Special thanks to Conference Site Chairs Skylar Tibbits and Takehiko Nagakura, the Technical Chairs, Exhibition Chairs, Session Chairs, Hackathon Chairs, and many other advisers and supporters including Dennis Sheldon, and Head of the Department of Architecture at MIT, Professor Meejin Yoon. Workshop Chair Justin Lavallee (with Brandon Clifford), assistant Maroula Bacharidou, copy editors, graphic designers, staff members Patricia Driscoll, Inala Locke and many others were also instrumental to the success of the conference. Chairing and hosting a conference requires a thankless series of meetings and tasks that require vision, energy, a sense of humor, diplomacy and above all patience. Skylar, Takehiko and the extraordinary team they assembled, have patiently and generously worked with us over two years to craft a thought-provoking conference, exhibition, workshops and hackathon events.

I would like to acknowledge ACADIA’s many sponsors this year. Year-after-year the support of sponsors allows us to host a world-class event with an unsurpassed roster of keynote speakers, awardees, exhibits, publications, workshops, special round-tables, events and celebrations.
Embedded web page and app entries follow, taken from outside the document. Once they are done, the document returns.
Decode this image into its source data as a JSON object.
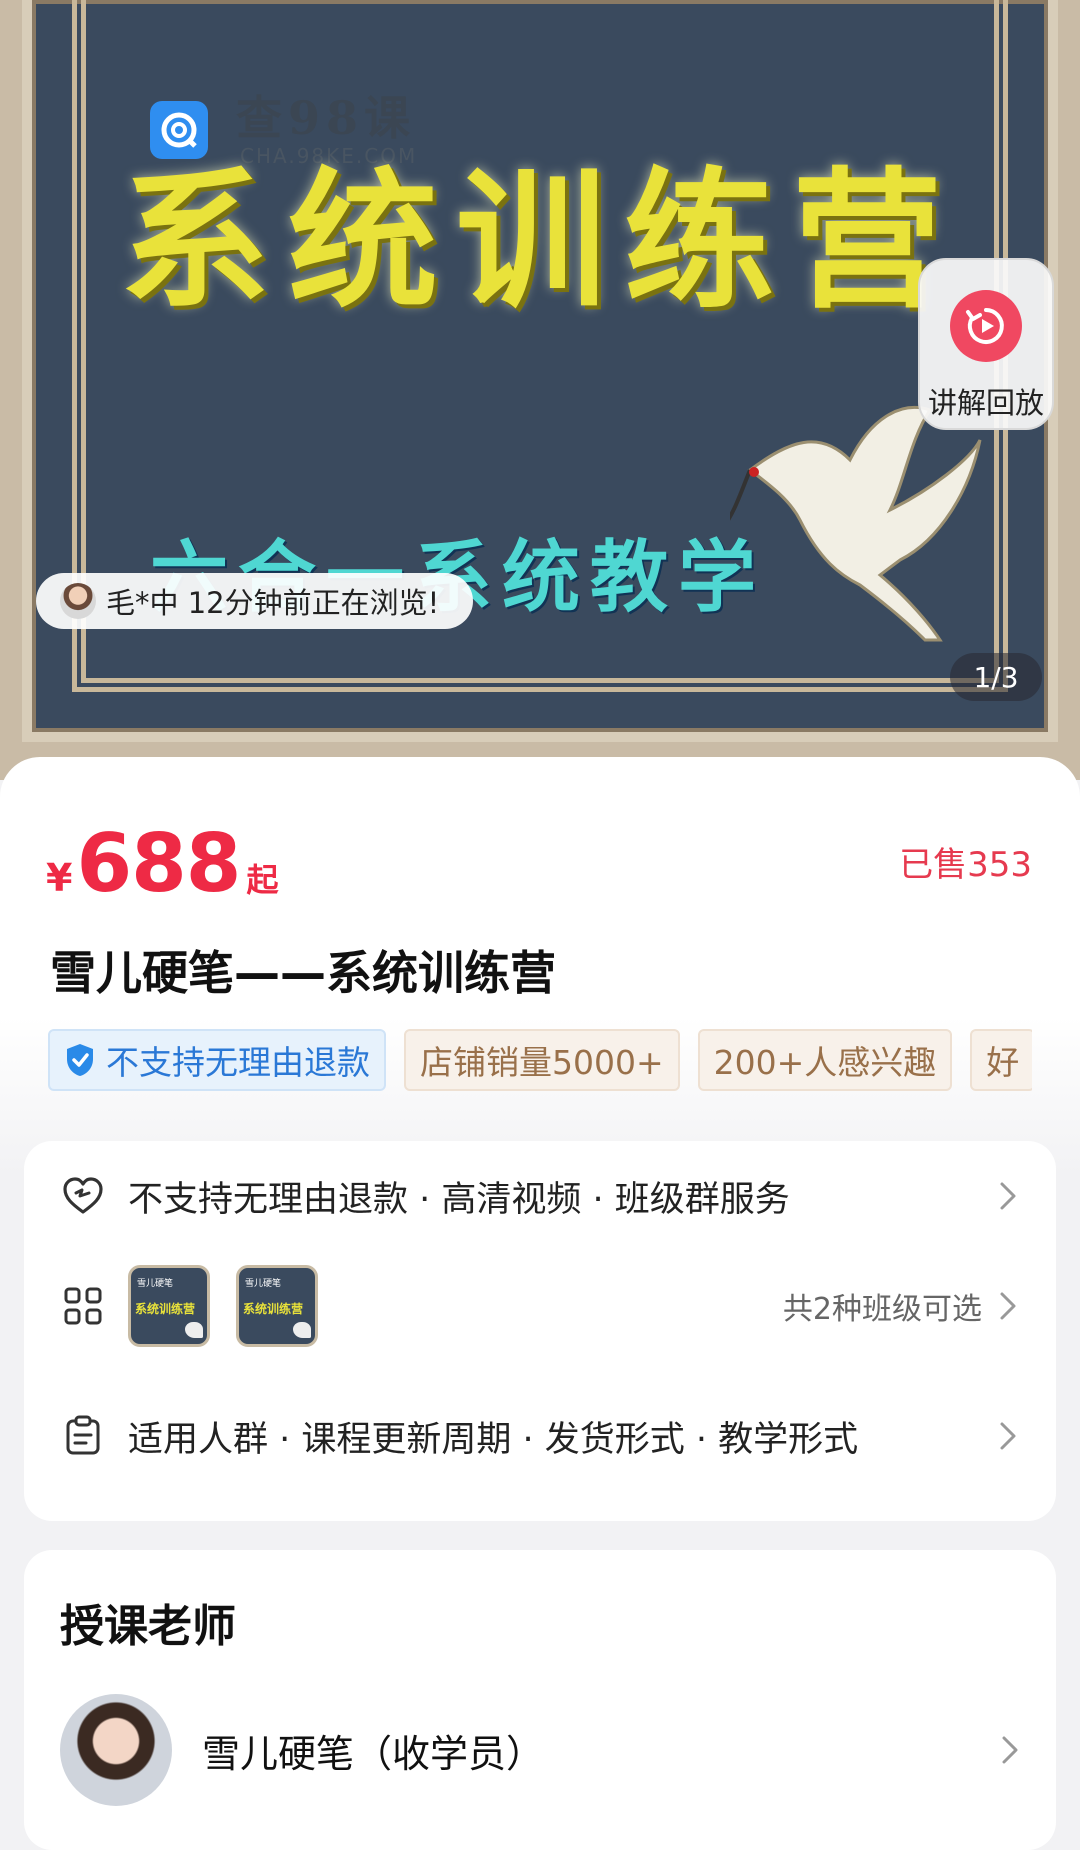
{
  "hero": {
    "watermark_cn": "查98课",
    "watermark_en": "CHA.98KE.COM",
    "big_title": "系统训练营",
    "sub_title": "六合一系统教学",
    "replay_label": "讲解回放",
    "browse_text": "毛*中 12分钟前正在浏览!",
    "page_counter": "1/3"
  },
  "product": {
    "price_symbol": "¥",
    "price": "688",
    "price_suffix": "起",
    "sold": "已售353",
    "title": "雪儿硬笔——系统训练营",
    "tags": [
      "不支持无理由退款",
      "店铺销量5000+",
      "200+人感兴趣",
      "好"
    ]
  },
  "rows": {
    "service": "不支持无理由退款 · 高清视频 · 班级群服务",
    "thumb_header": "雪儿硬笔",
    "thumb_title": "系统训练营",
    "classes": "共2种班级可选",
    "details": "适用人群 · 课程更新周期 · 发货形式 · 教学形式"
  },
  "teachers": {
    "section_title": "授课老师",
    "name": "雪儿硬笔（收学员）"
  },
  "colors": {
    "price_red": "#ee2a45",
    "tag_blue": "#2a78d6",
    "tag_brown": "#99704a",
    "replay_red": "#f04861"
  }
}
Additional sponsorship from Autodesk allowed us to support more ACADIA Conference Student Travel Scholarships than ever before, and the ACADIA Autodesk Awards Program will honor and financially support emerging paper and project research again this year. I would like to personally thank Matt Jezyk from Autodesk for working with us over several years to make this an annual feature of the conference. Shane Burger, in his role as ACADIA’s Development Officer, took the lead with sponsorship again this year. Adam Marcus, in his role as ACADIA’s Communications Officer, also maintained key partnerships with Architect’s Newspaper and Archinect. Under their leadership our development and communications efforts have never been stronger.

I would also like to thank the ACADIA Board of Directors and Officers. Through the leadership of this dedicated group of people, ACADIA’s organization, finances, sponsorships, marketing and other outreach efforts have never been stronger. In addition to Shane and Adam, board members Mike Christenson, Kory Bieg, Dana Cupkova, Philip Anzalone, Kathy Velikov and others, have taken key leadership roles this year. We look forward to continuing to build-upon and evolve these efforts in the coming year as ACADIA prepares to host its follow-up conference in Mexico City in October 2018.

Finally, this year the ACADIA community mourned the tragic loss of pioneering architect Zaha Hadid. She was previously awarded ACADIA’s highest honor - the ACADIA Lifetime Achievement Award for Design in 2014. Zaha, along with her partner Patrik Schumacher and legions of extremely dedicated employees and collaborators, produced a trail-blazing body of cutting-edge work. Together they pushed design, computation, fabrication and construction into radical new territories. For many years her employees, collaborators and students have also made critical contributions to the ACADIA community. While we mourn Zaha’s loss, we also celebrate and take inspiration from her spirit of inventiveness and risk-taking. At this year’s Conference and Annual Meeting, we will honor Zaha for having the courage, patience and fortitude to devote her life to translating spectacular visions, paintings and models, into buildings and public spaces with the highest degree of conceptual thinking, craft and computational rigor.   

Jason Kelly Johnson
ACADIA President

Associate Professor, CCA San Francisco
Founding Design Principal, Future Cities Lab